That was 8 seconds faster than Hamilton’s best setup lap, which Hamilton ran on a much wetter surface. The track record for the long course is 1:28.597 at 136.935 mph, set by IndyCar’s Ryan Briscoe in 2009.

“I couldn’t even get it up high enough in the revs to get it to actually pull away in first gear. I kept having to reset it,” Stewart said. “I kept trying to tell myself, just get on the gas a little bit. As a competitor, you want to go out and find the limit. At the same time, you realize that if you make a mistake, the penalty for that mistake is going to be pretty harsh, so you may back it off a little bit just to enjoy the experience.

“Once we got rolling though, it was unbelievable. It’s just amazing what the capabilities of the car are. I told the guys on pit road that it’s probably going to make my crew chief a little more stressed during the weekends now because I’m going to want it to handle like that all the time. That was truly the experience of a lifetime.”

The event was a triumph for Watkins Glen president Michael Printup, who counts F1 as a passion. The Glen hosted F1’s U.S. Grand Prix from 1961-80. And for one day, that distinctive engine roar that once woke campers up on race day echoed through the hallowed turns of the famed course.

Heck, the event, which was free, attracted 8,000-10,000 fans.

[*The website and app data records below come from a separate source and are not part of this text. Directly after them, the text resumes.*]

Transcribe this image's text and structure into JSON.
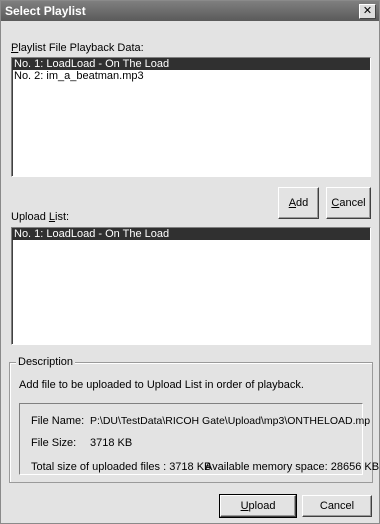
{
  "window": {
    "title": "Select Playlist",
    "close_glyph": "✕"
  },
  "playback_section": {
    "label_prefix": "",
    "label_mnemonic": "P",
    "label_rest": "laylist File Playback Data:",
    "items": [
      "No. 1:  LoadLoad - On The Load",
      "No. 2:  im_a_beatman.mp3"
    ],
    "selected_index": 0
  },
  "buttons": {
    "add_mnemonic": "A",
    "add_rest": "dd",
    "cancel_mnemonic": "C",
    "cancel_rest": "ancel",
    "upload_mnemonic": "U",
    "upload_rest": "pload",
    "cancel2": "Cancel"
  },
  "upload_section": {
    "label_prefix": "Upload ",
    "label_mnemonic": "L",
    "label_rest": "ist:",
    "items": [
      "No. 1:  LoadLoad - On The Load"
    ],
    "selected_index": 0
  },
  "description": {
    "legend": "Description",
    "text": "Add file to be uploaded to Upload List in order of playback.",
    "file_name_label": "File Name:",
    "file_name_value": "P:\\DU\\TestData\\RICOH Gate\\Upload\\mp3\\ONTHELOAD.mp",
    "file_size_label": "File Size:",
    "file_size_value": "3718 KB",
    "total_size": "Total size of uploaded files : 3718 KB",
    "available_memory": "Available memory space: 28656 KB"
  }
}
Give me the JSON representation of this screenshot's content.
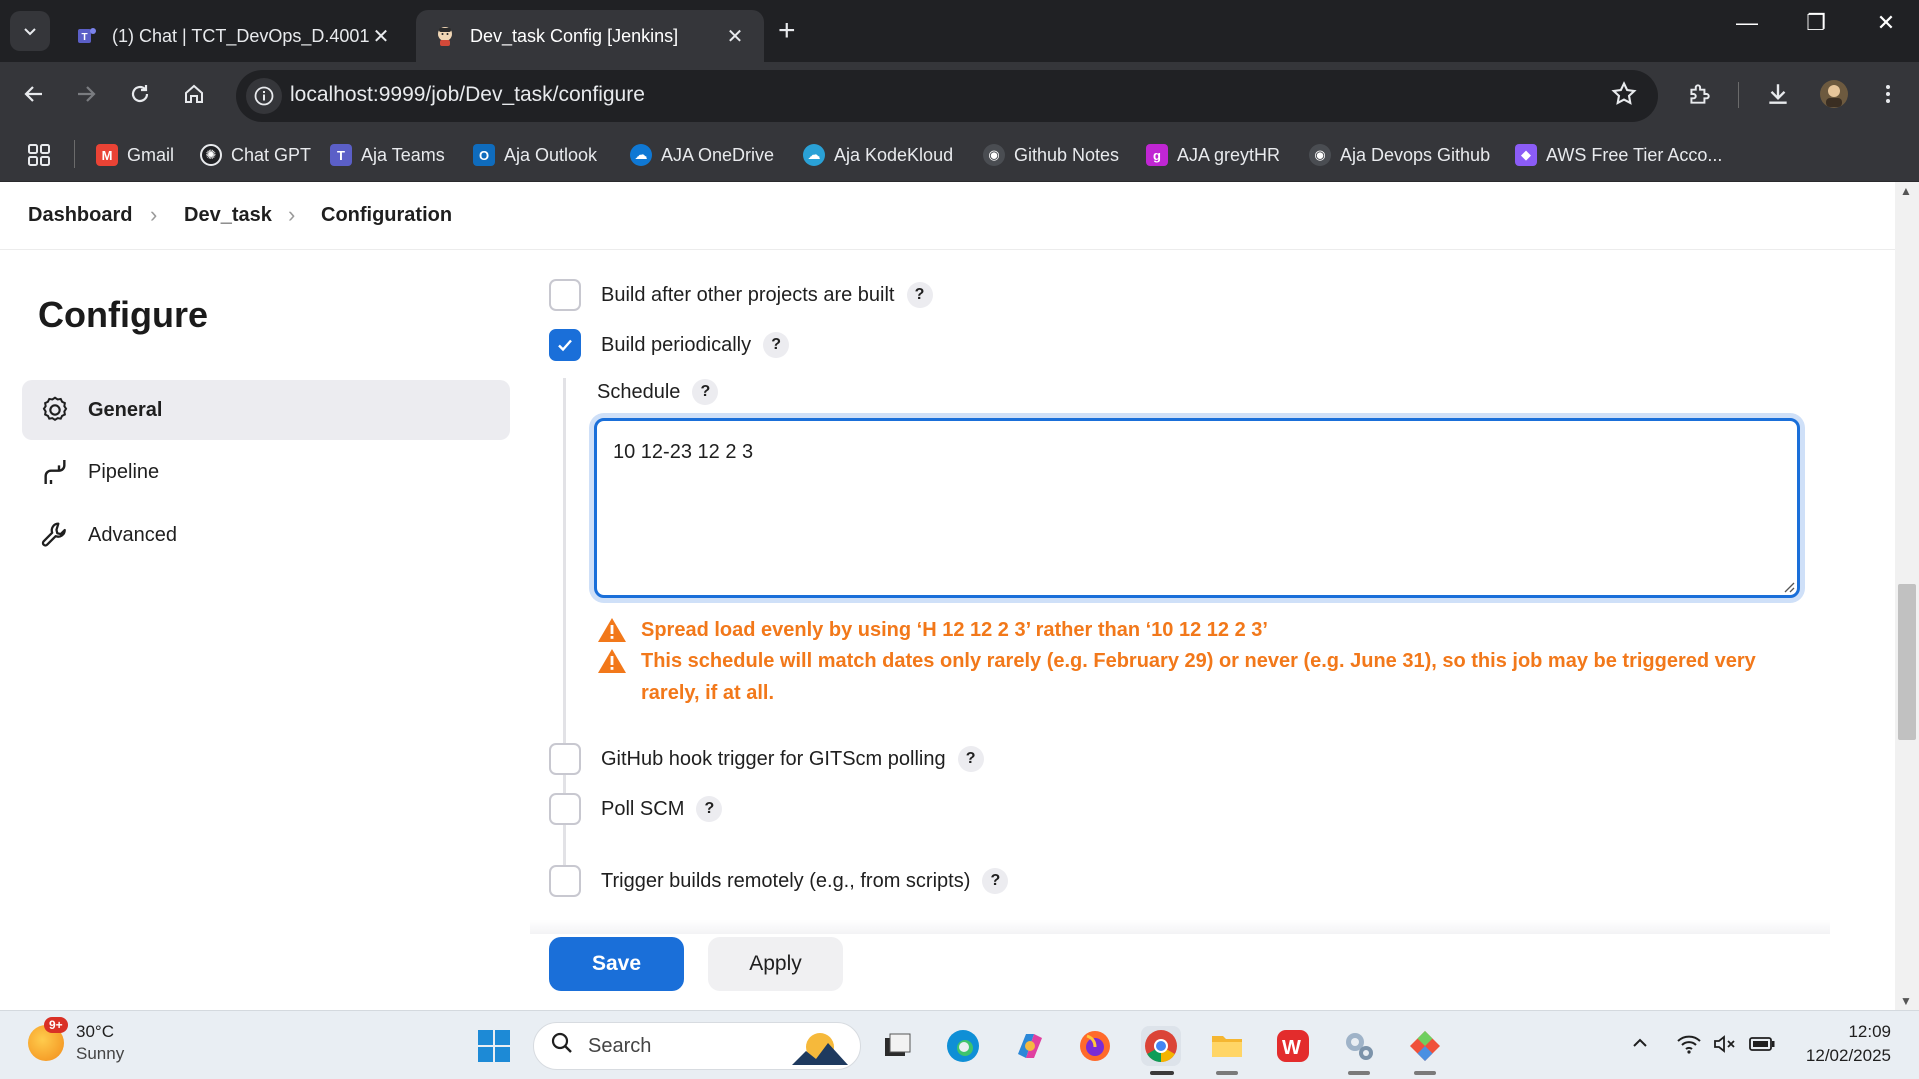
{
  "browser": {
    "tabs": [
      {
        "title": "(1) Chat | TCT_DevOps_D.4001 |",
        "icon": "teams-icon",
        "active": false
      },
      {
        "title": "Dev_task Config [Jenkins]",
        "icon": "jenkins-icon",
        "active": true
      }
    ],
    "url": "localhost:9999/job/Dev_task/configure",
    "bookmarks": [
      {
        "label": "Gmail",
        "icon": "gmail-icon",
        "color": "#ea4335"
      },
      {
        "label": "Chat GPT",
        "icon": "chatgpt-icon",
        "color": "#202124"
      },
      {
        "label": "Aja Teams",
        "icon": "teams-icon",
        "color": "#5b5fc7"
      },
      {
        "label": "Aja Outlook",
        "icon": "outlook-icon",
        "color": "#0f6cbd"
      },
      {
        "label": "AJA OneDrive",
        "icon": "onedrive-icon",
        "color": "#0f78d4"
      },
      {
        "label": "Aja KodeKloud",
        "icon": "kodekloud-icon",
        "color": "#2aa1d6"
      },
      {
        "label": "Github Notes",
        "icon": "github-icon",
        "color": "#6e7681"
      },
      {
        "label": "AJA greytHR",
        "icon": "greythr-icon",
        "color": "#c026d3"
      },
      {
        "label": "Aja Devops Github",
        "icon": "github-icon",
        "color": "#6e7681"
      },
      {
        "label": "AWS Free Tier Acco...",
        "icon": "cube-icon",
        "color": "#8b5cf6"
      }
    ]
  },
  "breadcrumb": {
    "items": [
      "Dashboard",
      "Dev_task",
      "Configuration"
    ]
  },
  "sidebar": {
    "title": "Configure",
    "items": [
      {
        "label": "General",
        "icon": "gear-icon",
        "active": true
      },
      {
        "label": "Pipeline",
        "icon": "pipeline-icon",
        "active": false
      },
      {
        "label": "Advanced",
        "icon": "wrench-icon",
        "active": false
      }
    ]
  },
  "triggers": {
    "help_label": "?",
    "build_after": {
      "label": "Build after other projects are built",
      "checked": false
    },
    "build_periodically": {
      "label": "Build periodically",
      "checked": true
    },
    "schedule": {
      "label": "Schedule",
      "value": "10 12-23 12 2 3",
      "warnings": [
        "Spread load evenly by using ‘H 12 12 2 3’ rather than ‘10 12 12 2 3’",
        "This schedule will match dates only rarely (e.g. February 29) or never (e.g. June 31), so this job may be triggered very rarely, if at all."
      ]
    },
    "github_hook": {
      "label": "GitHub hook trigger for GITScm polling",
      "checked": false
    },
    "poll_scm": {
      "label": "Poll SCM",
      "checked": false
    },
    "trigger_remote": {
      "label": "Trigger builds remotely (e.g., from scripts)",
      "checked": false
    }
  },
  "actions": {
    "save": "Save",
    "apply": "Apply"
  },
  "colors": {
    "primary": "#1a6fd9",
    "warning": "#f2781a"
  },
  "taskbar": {
    "weather": {
      "temp": "30°C",
      "condition": "Sunny",
      "badge": "9+"
    },
    "search_placeholder": "Search",
    "time": "12:09",
    "date": "12/02/2025"
  }
}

“I can’t get rid of my goosebumps and my chills,” Printup said. “It was amazing, and it was amazing to have these fans out here. For me, personally, I haven’t come down from Cloud Nine. And I think I’m going to stay there at least for the rest of the day.”